→ **Task instructions**:
Only lines containing the string "screenshot" belong in the answer; copy all of them from the entries.

Exercise data section start

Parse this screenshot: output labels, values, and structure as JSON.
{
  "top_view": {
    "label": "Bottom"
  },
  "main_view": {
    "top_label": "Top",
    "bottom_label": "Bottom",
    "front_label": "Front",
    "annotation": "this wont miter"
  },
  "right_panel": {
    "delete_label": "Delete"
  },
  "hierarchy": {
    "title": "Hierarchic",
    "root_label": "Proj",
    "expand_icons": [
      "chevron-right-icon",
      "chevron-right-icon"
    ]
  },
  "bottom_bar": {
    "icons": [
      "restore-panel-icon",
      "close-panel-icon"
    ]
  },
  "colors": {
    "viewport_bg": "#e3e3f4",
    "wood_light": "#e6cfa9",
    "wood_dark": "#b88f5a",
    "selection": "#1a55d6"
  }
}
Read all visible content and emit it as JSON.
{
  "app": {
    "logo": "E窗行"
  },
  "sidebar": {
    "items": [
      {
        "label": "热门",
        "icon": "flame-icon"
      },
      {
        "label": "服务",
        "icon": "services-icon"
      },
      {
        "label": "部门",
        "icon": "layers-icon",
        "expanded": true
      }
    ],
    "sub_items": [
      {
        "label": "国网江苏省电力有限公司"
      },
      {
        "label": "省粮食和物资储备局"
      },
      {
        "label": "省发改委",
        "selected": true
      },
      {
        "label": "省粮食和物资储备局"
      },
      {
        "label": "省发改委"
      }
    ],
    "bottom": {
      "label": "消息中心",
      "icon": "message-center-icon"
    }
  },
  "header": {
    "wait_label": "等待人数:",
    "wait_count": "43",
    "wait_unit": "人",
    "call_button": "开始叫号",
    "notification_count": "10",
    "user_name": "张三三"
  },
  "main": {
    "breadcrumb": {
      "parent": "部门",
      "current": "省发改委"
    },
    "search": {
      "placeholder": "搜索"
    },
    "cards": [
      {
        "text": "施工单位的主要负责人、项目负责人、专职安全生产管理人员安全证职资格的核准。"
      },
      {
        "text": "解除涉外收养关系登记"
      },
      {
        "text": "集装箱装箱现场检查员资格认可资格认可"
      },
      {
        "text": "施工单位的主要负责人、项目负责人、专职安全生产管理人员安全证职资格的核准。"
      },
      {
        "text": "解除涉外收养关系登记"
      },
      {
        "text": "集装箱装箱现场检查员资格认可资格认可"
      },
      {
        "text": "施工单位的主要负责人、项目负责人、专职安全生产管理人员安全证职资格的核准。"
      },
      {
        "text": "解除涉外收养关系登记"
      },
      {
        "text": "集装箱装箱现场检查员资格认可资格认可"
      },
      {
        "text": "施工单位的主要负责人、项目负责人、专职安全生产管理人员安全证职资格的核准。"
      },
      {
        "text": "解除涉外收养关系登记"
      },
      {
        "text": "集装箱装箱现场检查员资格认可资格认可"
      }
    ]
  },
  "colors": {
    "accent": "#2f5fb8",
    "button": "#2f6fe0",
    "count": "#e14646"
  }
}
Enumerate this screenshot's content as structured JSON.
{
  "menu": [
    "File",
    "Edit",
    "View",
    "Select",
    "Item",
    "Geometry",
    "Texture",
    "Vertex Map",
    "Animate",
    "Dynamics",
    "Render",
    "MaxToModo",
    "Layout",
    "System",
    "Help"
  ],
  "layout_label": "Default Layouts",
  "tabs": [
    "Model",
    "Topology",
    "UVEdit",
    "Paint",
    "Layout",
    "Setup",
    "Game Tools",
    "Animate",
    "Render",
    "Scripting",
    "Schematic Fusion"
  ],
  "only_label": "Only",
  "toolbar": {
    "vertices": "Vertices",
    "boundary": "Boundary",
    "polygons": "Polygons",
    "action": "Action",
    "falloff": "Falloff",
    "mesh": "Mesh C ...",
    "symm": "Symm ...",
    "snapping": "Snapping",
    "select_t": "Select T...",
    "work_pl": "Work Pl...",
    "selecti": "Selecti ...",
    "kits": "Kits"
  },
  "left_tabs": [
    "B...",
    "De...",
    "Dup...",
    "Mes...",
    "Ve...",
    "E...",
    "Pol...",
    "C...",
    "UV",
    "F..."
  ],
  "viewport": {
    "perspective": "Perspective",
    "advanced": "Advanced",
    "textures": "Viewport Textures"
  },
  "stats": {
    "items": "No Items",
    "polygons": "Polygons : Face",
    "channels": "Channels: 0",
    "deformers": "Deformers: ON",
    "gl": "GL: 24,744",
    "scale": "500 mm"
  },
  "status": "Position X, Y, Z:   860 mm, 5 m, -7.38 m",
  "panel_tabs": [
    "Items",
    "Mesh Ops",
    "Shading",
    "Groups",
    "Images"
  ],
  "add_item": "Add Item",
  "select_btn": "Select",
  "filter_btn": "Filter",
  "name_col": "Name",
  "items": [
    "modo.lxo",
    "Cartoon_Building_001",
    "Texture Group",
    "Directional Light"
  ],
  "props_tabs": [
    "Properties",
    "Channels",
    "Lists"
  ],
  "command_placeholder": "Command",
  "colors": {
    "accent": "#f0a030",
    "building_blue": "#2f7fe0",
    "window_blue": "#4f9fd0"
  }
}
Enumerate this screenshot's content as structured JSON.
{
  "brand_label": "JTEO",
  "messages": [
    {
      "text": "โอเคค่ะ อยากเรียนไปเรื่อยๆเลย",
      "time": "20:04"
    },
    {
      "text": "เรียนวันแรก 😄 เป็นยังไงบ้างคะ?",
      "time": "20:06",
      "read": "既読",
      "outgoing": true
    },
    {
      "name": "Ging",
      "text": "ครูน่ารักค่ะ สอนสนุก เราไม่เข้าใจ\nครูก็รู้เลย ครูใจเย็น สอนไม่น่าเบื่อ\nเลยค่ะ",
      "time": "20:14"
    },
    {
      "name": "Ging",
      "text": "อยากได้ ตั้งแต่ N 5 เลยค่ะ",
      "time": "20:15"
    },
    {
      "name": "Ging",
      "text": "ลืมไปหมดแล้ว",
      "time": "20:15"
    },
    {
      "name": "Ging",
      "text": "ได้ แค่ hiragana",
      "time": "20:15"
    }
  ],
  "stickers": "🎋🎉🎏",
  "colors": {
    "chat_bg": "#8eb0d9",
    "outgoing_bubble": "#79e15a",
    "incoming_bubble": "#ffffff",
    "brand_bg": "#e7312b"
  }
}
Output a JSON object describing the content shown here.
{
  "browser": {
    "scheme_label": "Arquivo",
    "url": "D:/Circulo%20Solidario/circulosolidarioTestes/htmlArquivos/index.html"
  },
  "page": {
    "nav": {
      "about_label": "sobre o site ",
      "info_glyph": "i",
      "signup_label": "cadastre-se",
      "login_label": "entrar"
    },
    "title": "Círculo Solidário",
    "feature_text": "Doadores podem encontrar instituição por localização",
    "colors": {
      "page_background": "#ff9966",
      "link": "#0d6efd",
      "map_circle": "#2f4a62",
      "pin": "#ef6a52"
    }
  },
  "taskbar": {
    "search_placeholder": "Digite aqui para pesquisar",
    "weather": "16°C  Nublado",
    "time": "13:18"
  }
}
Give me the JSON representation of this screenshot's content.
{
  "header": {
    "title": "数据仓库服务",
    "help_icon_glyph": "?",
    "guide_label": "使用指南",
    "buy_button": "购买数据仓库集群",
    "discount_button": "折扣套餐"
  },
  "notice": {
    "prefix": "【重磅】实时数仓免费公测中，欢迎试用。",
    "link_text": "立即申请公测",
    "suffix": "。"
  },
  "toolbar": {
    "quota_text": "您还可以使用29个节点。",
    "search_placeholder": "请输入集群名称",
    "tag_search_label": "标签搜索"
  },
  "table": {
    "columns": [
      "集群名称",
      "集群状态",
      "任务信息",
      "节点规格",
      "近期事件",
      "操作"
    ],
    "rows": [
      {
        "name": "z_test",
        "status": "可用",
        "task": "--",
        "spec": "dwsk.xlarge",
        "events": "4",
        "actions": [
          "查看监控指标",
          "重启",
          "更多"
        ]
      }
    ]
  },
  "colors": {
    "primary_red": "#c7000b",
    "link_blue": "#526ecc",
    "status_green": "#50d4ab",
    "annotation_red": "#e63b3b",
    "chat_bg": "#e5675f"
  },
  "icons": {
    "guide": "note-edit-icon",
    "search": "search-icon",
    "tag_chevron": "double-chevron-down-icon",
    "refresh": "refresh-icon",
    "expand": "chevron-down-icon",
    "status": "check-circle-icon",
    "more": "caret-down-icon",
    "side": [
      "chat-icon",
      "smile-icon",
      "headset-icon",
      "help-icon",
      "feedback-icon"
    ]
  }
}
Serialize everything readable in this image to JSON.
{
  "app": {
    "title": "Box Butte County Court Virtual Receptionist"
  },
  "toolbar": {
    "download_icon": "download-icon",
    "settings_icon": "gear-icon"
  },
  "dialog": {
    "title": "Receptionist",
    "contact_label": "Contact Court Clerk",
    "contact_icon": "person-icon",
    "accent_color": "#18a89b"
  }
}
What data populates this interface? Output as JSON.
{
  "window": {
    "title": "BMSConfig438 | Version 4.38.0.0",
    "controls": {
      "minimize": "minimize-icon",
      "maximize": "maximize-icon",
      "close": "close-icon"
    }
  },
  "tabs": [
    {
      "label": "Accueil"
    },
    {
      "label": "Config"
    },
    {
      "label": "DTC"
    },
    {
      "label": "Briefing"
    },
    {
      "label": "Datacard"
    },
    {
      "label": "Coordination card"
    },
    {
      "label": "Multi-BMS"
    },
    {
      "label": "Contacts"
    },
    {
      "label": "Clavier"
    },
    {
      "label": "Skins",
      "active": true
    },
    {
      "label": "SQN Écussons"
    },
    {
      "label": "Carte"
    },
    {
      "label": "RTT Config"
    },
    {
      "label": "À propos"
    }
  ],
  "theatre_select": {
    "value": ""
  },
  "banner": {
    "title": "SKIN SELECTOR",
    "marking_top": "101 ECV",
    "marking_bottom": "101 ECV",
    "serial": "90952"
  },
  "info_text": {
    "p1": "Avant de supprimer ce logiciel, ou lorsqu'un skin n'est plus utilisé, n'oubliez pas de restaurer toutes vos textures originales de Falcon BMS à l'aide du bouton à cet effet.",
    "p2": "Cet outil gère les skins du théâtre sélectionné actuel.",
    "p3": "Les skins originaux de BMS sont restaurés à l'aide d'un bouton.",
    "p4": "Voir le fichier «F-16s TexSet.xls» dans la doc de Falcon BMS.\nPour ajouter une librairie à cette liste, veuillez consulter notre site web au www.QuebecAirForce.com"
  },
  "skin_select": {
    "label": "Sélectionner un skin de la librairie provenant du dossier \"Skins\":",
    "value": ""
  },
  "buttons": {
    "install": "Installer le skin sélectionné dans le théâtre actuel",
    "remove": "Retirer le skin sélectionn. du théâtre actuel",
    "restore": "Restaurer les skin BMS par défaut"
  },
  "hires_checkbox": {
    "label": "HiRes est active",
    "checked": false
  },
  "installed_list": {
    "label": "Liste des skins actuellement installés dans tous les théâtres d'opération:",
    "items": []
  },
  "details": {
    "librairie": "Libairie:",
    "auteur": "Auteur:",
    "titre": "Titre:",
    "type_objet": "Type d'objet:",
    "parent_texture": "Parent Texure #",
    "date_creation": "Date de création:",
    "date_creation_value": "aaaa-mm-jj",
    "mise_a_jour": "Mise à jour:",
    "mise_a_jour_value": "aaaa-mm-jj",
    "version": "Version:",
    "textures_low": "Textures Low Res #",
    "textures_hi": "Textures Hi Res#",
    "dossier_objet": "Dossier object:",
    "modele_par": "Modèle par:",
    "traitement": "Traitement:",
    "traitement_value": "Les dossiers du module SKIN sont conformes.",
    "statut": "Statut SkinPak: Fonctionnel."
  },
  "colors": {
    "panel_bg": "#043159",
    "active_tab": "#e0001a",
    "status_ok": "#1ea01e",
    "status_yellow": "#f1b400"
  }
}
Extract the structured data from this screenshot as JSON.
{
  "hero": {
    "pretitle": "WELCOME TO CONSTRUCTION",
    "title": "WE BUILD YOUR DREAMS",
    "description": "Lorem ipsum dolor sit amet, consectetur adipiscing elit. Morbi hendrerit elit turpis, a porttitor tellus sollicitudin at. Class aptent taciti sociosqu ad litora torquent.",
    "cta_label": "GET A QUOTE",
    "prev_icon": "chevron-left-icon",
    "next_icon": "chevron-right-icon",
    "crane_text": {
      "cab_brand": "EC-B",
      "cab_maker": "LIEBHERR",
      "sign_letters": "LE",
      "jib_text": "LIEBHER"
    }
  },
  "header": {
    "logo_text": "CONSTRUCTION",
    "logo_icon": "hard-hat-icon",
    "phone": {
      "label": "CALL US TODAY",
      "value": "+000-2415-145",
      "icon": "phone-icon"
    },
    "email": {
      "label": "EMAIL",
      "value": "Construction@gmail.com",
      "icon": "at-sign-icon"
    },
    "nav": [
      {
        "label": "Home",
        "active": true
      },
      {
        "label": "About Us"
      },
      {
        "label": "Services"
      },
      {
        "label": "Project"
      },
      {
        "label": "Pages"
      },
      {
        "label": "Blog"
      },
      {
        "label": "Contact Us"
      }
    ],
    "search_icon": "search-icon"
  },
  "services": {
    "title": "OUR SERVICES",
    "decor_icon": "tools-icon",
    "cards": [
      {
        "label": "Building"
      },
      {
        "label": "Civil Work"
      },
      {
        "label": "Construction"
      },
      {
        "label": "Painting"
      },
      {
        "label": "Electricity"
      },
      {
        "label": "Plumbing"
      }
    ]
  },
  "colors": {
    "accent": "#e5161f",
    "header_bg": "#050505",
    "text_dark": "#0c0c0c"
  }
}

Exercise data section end

→ **Result of the task**:
Parse this screenshot: output labels, values, and structure as JSON.
Enumerate this screenshot's content as structured JSON.
Enumerate this screenshot's content as structured JSON.
Give me the JSON representation of this screenshot's content.
Extract the structured data from this screenshot as JSON.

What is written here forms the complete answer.